The Foxglove Aphid (Aulacorthum solani) is a pest of multiple agricultural crops including, tomatoes, cucumbers, and peppers. They are also sometimes found on lettuce.
Life cycle and appearance
Aphids have a complex life cycle, with both winged and wingless forms of adults and a great variety in colour. When reproduction is asexual, the young aphids are born as developed nymphs. They immediately start to feed on plant sap and grow rapidly. When reproduction is sexual, the aphids lay eggs that overwinter. In greenhouses reproduction also takes place by parthenogenesis, with unfertilized viviparous females continuing to produce new generations of females. Aphids moult four times before reaching adulthood. With each moult they shed white skin, betraying their presence in the crop.

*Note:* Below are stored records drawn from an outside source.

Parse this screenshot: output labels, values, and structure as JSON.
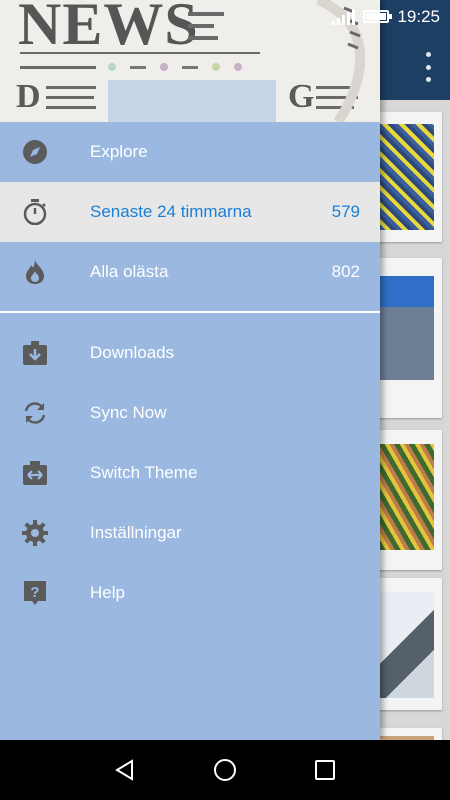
{
  "status_bar": {
    "time": "19:25"
  },
  "drawer_header": {
    "logo_letters": [
      "NEWS",
      "D",
      "G"
    ]
  },
  "menu": {
    "items": [
      {
        "label": "Explore",
        "icon": "compass-icon"
      },
      {
        "label": "Senaste 24 timmarna",
        "icon": "stopwatch-icon",
        "count": "579",
        "active": true
      },
      {
        "label": "Alla olästa",
        "icon": "flame-icon",
        "count": "802"
      },
      {
        "label": "Downloads",
        "icon": "download-box-icon"
      },
      {
        "label": "Sync Now",
        "icon": "sync-icon"
      },
      {
        "label": "Switch Theme",
        "icon": "switch-theme-icon"
      },
      {
        "label": "Inställningar",
        "icon": "gear-icon"
      },
      {
        "label": "Help",
        "icon": "help-icon"
      }
    ]
  },
  "colors": {
    "drawer_bg": "#9ab8e0",
    "active_text": "#1a7fd6",
    "active_bg": "#e7e7e7",
    "icon": "#5b5b5b",
    "toolbar": "#1c3f63"
  }
}
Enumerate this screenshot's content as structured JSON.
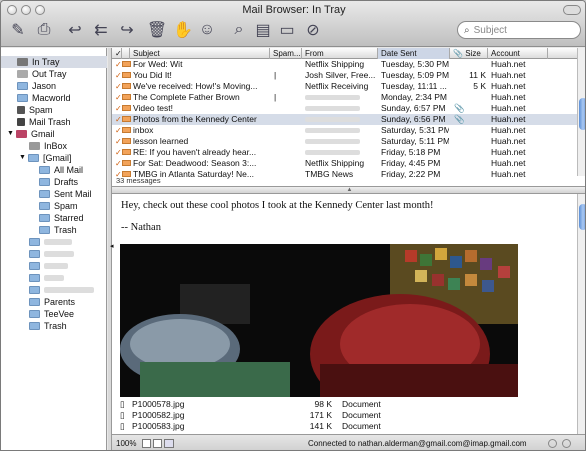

Foxglove Aphids have multiple color forms, anywhere from green to orange to pink with dark spots at the base of the cornicles. Winged adults are browner in color than the wingless forms, and also have various black markings. An easier way to know if you’re dealing with this aphid is the black banding on their legs and antenna, this is not present with many other common greenhouse aphids.
The Foxglove Aphid will pierce the leaves or the fruit of the crop in question for a food source. Plant sap is rich in sugars, but has a low protein content. Aphids therefore need to extract large quantities of sap to get sufficient protein. The excess sugar is secreted in the form of honeydew, making the crop and its fruit sticky. Black fungal moulds (Cladosporium spp.) grow on this honeydew, contaminating fruit and ornamental crops and rendering them unsuitable for market. At the same time, photosynthesis in the leaves is reduced, affecting production. It is also known to transmit the lettuce Mosaic Virus.
How to get rid of Foxglove Aphid
Koppert offers different solutions for biological pest control of Foxglove Aphid.